Deaths prior to 1858
Prior to 1858, where an original will (or copy) or administration is held depends upon the probate court used and this is determined by where the testator's estate lay.
If someone had property in both Old and New Brentford, then their will was handled by a higher court: the Consistory Court of London.
If someone had property in two dioceses, such as in Brentford and across the Thames in Surrey, then their will was handled by the Prerogative Court of Canterbury.
Probate Courts (pre-1858)
This note is only relevant if you cannot locate a will but suspect one may exist and are not sure where. As far as I am aware, the majority of original wills and registers copies relating to the courts noted below are held at either London Metropolitan Archives (LMA) or The National Archives at Kew (TNA). The list below gives the area of jurisdiction for each court. The location of the wills is in brackets.
Another aid to finding a probate court is available if death duties were due; these were levied between 1796 and 1903. Findmypast 'Death Duty Registers 1796-1903' provides the name of the deceased, their residence (possibly just a town or county), the executor, their residence plus the abbreviated court name and folio number.
Accessing wills online (pre-1858)
Ancestry has scanned and digitised several collections held by LMA and these are indexed and searchable through their website (£). When searching, bear in mind that if your ancestor was born in Old Brentford their will may describe them as being of Ealing: Old Brentford was part of Ealing parish until 1828.
To locate wills, start from the Ancestry 'Search' tab and select option 'Wills and Probate' to search by name across the entire record set. If there are many matches it is possible to filter the list by Record Set.
There are 158 wills for individuals from Old and New Brentford in this set.
Wills proved at the Prerogative Court of Canterbury (PCC) have been digitised for the National Archives. The images can be accessed and downloaded via Ancestry, through their 'Search' and 'Wills and Probate' option as noted above.
Alternatively, PCC wills can be viewed for free via the TNA website (the image is watermarked but readable). If you are searching for an an uncommon name the simple search should work. For a more common name, used the 'Advanced Search' entering a name and set 'Search for or within references' to 'PROB 11'. If you register (free) then you can download wills for free.
It was planned to provide details of all Brentford PCC wills on this website, and so far the site has a list of around 340 PCC wills for Brentford people, 1800-1858 and notes from over 60..
Findmypast 'Death Duty Registers 1796-1903' has been mentioned above.
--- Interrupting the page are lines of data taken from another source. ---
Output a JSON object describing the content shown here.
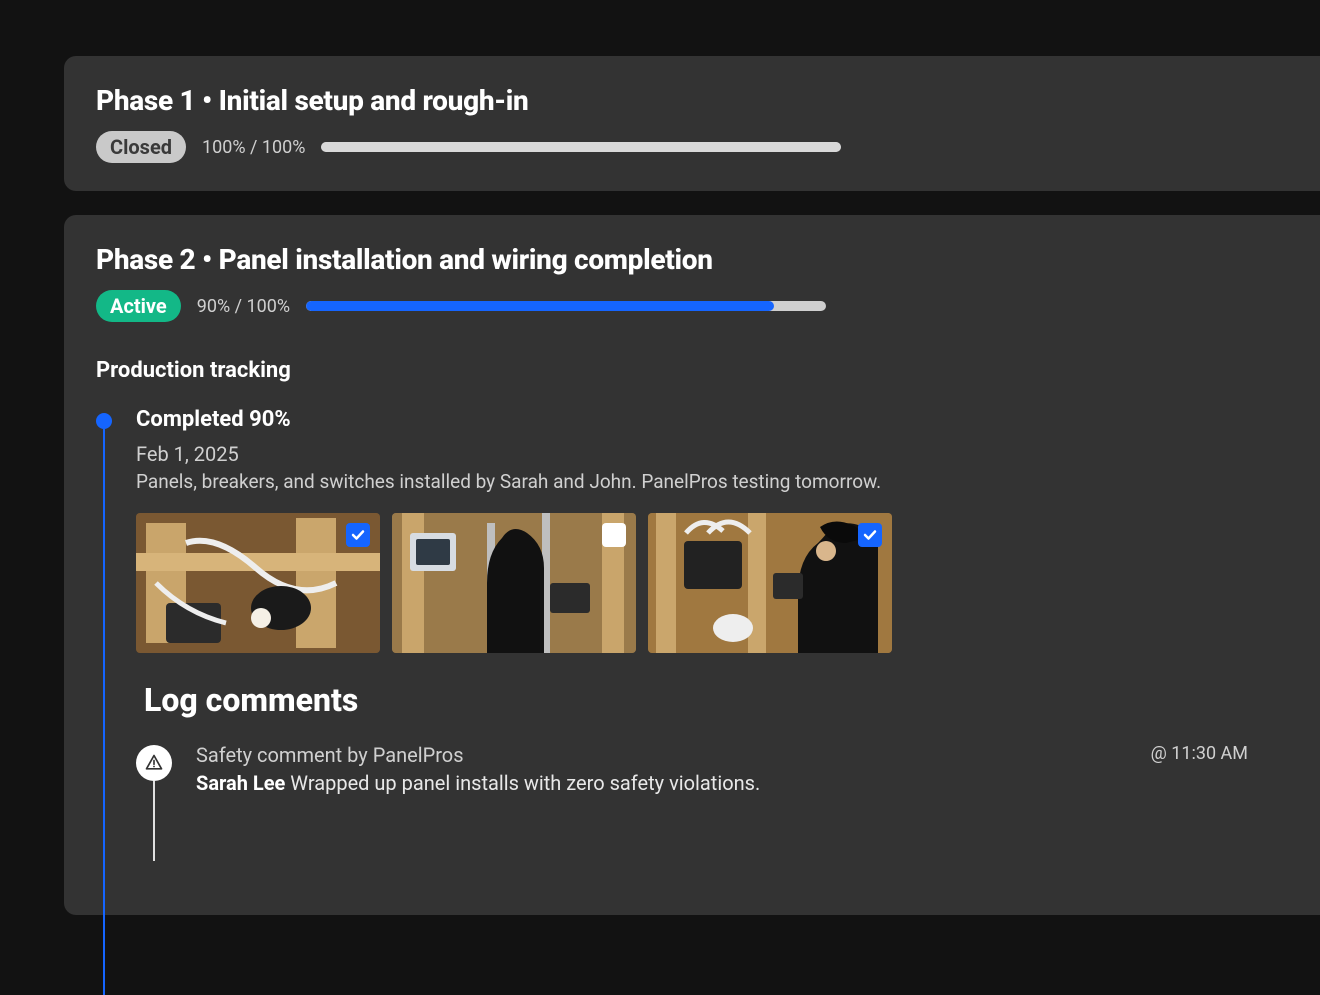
{
  "phase1": {
    "title": "Phase 1 • Initial setup and rough-in",
    "status_label": "Closed",
    "progress_text": "100% / 100%",
    "progress_pct": 100
  },
  "phase2": {
    "title": "Phase 2 • Panel installation and wiring completion",
    "status_label": "Active",
    "progress_text": "90% / 100%",
    "progress_pct": 90,
    "tracking_heading": "Production tracking",
    "entry": {
      "title": "Completed 90%",
      "date": "Feb 1, 2025",
      "desc": "Panels, breakers, and switches installed by Sarah and John. PanelPros testing tomorrow.",
      "photos": [
        {
          "checked": true
        },
        {
          "checked": false
        },
        {
          "checked": true
        }
      ]
    },
    "log_heading": "Log comments",
    "comment": {
      "meta": "Safety comment by PanelPros",
      "author": "Sarah Lee",
      "text": "Wrapped up panel installs with zero safety violations.",
      "time": "@ 11:30 AM"
    }
  }
}
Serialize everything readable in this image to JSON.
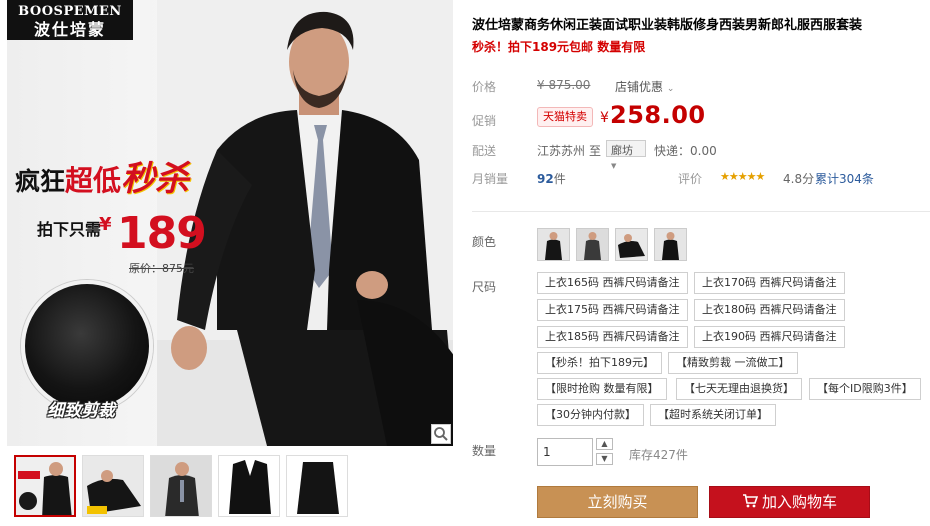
{
  "gallery": {
    "brand_line1": "BOOSPEMEN",
    "brand_line2": "波仕培蒙",
    "promo_part1": "疯狂",
    "promo_part2": "超低",
    "promo_part3": "秒杀",
    "promo_only_label": "拍下只需",
    "promo_yen": "¥",
    "promo_price": "189",
    "promo_orig_label": "原价：",
    "promo_orig_price": "875元",
    "fabric_caption": "细致剪裁"
  },
  "product": {
    "title": "波仕培蒙商务休闲正装面试职业装韩版修身西装男新郎礼服西服套装",
    "subtitle": "秒杀！拍下189元包邮 数量有限",
    "price_label": "价格",
    "price_original": "¥ 875.00",
    "store_discount": "店铺优惠",
    "promo_label": "促销",
    "promo_badge": "天猫特卖",
    "promo_yen": "¥",
    "promo_price": "258.00",
    "shipping_label": "配送",
    "shipping_from": "江苏苏州",
    "shipping_to_word": "至",
    "shipping_dest": "廊坊",
    "shipping_fee": "快递：0.00",
    "monthly_sales_label": "月销量",
    "monthly_sales_value": "92",
    "monthly_sales_unit": "件",
    "rating_label": "评价",
    "rating_stars": "★★★★★",
    "rating_score": "4.8分",
    "rating_total": "累计304条",
    "color_label": "颜色",
    "size_label": "尺码",
    "sizes": [
      "上衣165码 西裤尺码请备注",
      "上衣170码 西裤尺码请备注",
      "上衣175码 西裤尺码请备注",
      "上衣180码 西裤尺码请备注",
      "上衣185码 西裤尺码请备注",
      "上衣190码 西裤尺码请备注"
    ],
    "tags": [
      "【秒杀！拍下189元】",
      "【精致剪裁 一流做工】",
      "【限时抢购 数量有限】",
      "【七天无理由退换货】",
      "【每个ID限购3件】",
      "【30分钟内付款】",
      "【超时系统关闭订单】"
    ],
    "qty_label": "数量",
    "qty_value": "1",
    "stock": "库存427件",
    "buy_now": "立刻购买",
    "add_cart": "加入购物车"
  },
  "colors": {
    "accent": "#c40000",
    "buy_btn": "#c89154",
    "cart_btn": "#c5111d"
  }
}
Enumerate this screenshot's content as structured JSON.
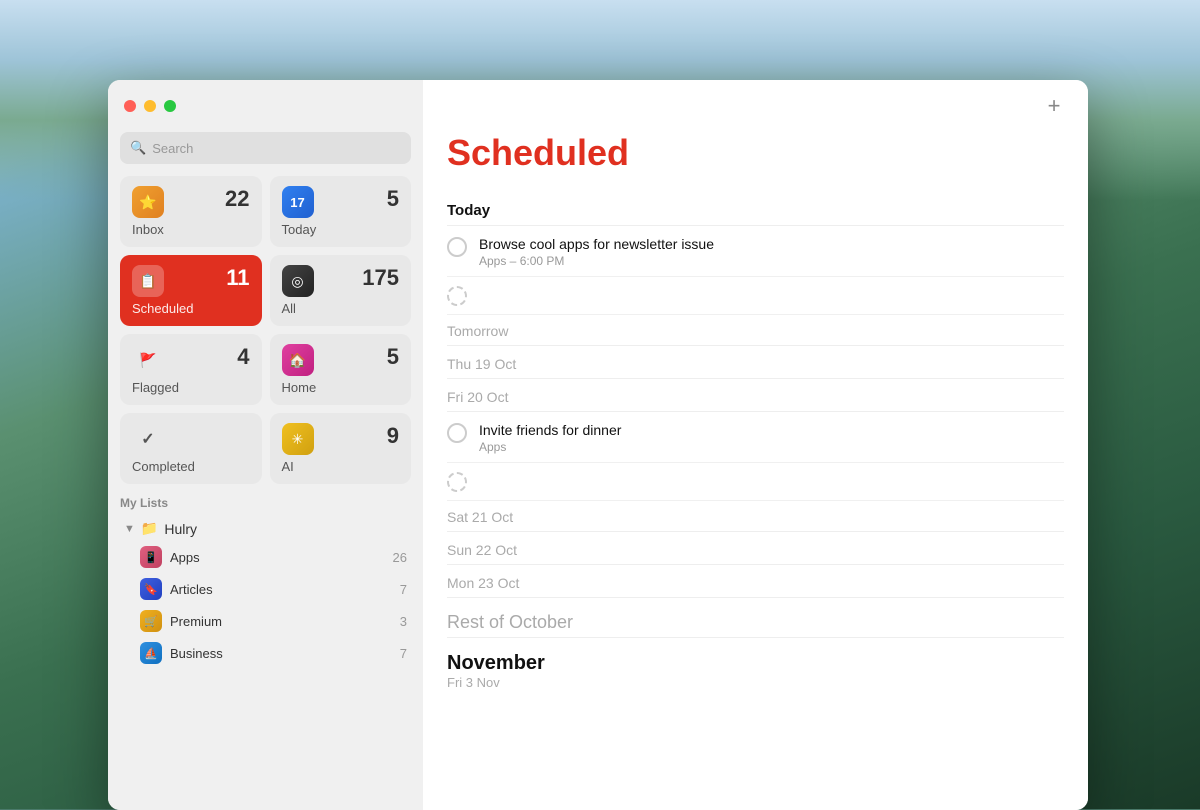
{
  "window": {
    "title": "Scheduled"
  },
  "titlebar": {
    "red_label": "close",
    "yellow_label": "minimize",
    "green_label": "fullscreen"
  },
  "search": {
    "placeholder": "Search"
  },
  "smart_lists": [
    {
      "id": "inbox",
      "icon_char": "⭐",
      "icon_class": "icon-inbox",
      "count": "22",
      "label": "Inbox",
      "active": false
    },
    {
      "id": "today",
      "icon_char": "📅",
      "icon_class": "icon-today",
      "count": "5",
      "label": "Today",
      "active": false
    },
    {
      "id": "scheduled",
      "icon_char": "📋",
      "icon_class": "icon-scheduled",
      "count": "11",
      "label": "Scheduled",
      "active": true
    },
    {
      "id": "all",
      "icon_char": "◎",
      "icon_class": "icon-all",
      "count": "175",
      "label": "All",
      "active": false
    },
    {
      "id": "flagged",
      "icon_char": "🚩",
      "icon_class": "icon-flagged",
      "count": "4",
      "label": "Flagged",
      "active": false
    },
    {
      "id": "home",
      "icon_char": "🏠",
      "icon_class": "icon-home",
      "count": "5",
      "label": "Home",
      "active": false
    },
    {
      "id": "completed",
      "icon_char": "✓",
      "icon_class": "icon-completed",
      "count": "",
      "label": "Completed",
      "active": false
    },
    {
      "id": "ai",
      "icon_char": "✳",
      "icon_class": "icon-ai",
      "count": "9",
      "label": "AI",
      "active": false
    }
  ],
  "my_lists": {
    "header": "My Lists",
    "group": {
      "name": "Hulry",
      "icon": "📁",
      "items": [
        {
          "id": "apps",
          "name": "Apps",
          "icon_char": "📱",
          "icon_class": "list-apps",
          "count": "26"
        },
        {
          "id": "articles",
          "name": "Articles",
          "icon_char": "🔖",
          "icon_class": "list-articles",
          "count": "7"
        },
        {
          "id": "premium",
          "name": "Premium",
          "icon_char": "🛒",
          "icon_class": "list-premium",
          "count": "3"
        },
        {
          "id": "business",
          "name": "Business",
          "icon_char": "⛵",
          "icon_class": "list-business",
          "count": "7"
        }
      ]
    }
  },
  "main": {
    "title": "Scheduled",
    "add_button": "+",
    "sections": [
      {
        "id": "today",
        "header": "Today",
        "header_style": "bold",
        "tasks": [
          {
            "id": "task1",
            "title": "Browse cool apps for newsletter issue",
            "meta": "Apps – 6:00 PM",
            "checkbox_type": "solid"
          },
          {
            "id": "task1b",
            "title": "",
            "meta": "",
            "checkbox_type": "dashed"
          }
        ]
      },
      {
        "id": "tomorrow",
        "header": "Tomorrow",
        "header_style": "light",
        "tasks": []
      },
      {
        "id": "thu19",
        "header": "Thu 19 Oct",
        "header_style": "light",
        "tasks": []
      },
      {
        "id": "fri20",
        "header": "Fri 20 Oct",
        "header_style": "light",
        "tasks": [
          {
            "id": "task2",
            "title": "Invite friends for dinner",
            "meta": "Apps",
            "checkbox_type": "solid"
          },
          {
            "id": "task2b",
            "title": "",
            "meta": "",
            "checkbox_type": "dashed"
          }
        ]
      },
      {
        "id": "sat21",
        "header": "Sat 21 Oct",
        "header_style": "light",
        "tasks": []
      },
      {
        "id": "sun22",
        "header": "Sun 22 Oct",
        "header_style": "light",
        "tasks": []
      },
      {
        "id": "mon23",
        "header": "Mon 23 Oct",
        "header_style": "light",
        "tasks": []
      },
      {
        "id": "rest-october",
        "header": "Rest of October",
        "header_style": "light-big",
        "tasks": []
      },
      {
        "id": "november",
        "header": "November",
        "sub_header": "Fri 3 Nov",
        "header_style": "bold-big",
        "tasks": []
      }
    ]
  }
}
Once you have the court name and folio number more information can be accessed: see the TNA website Research Guides: 'Death duties 1796 -1903' for more information.
Published November 2010; updated December 2022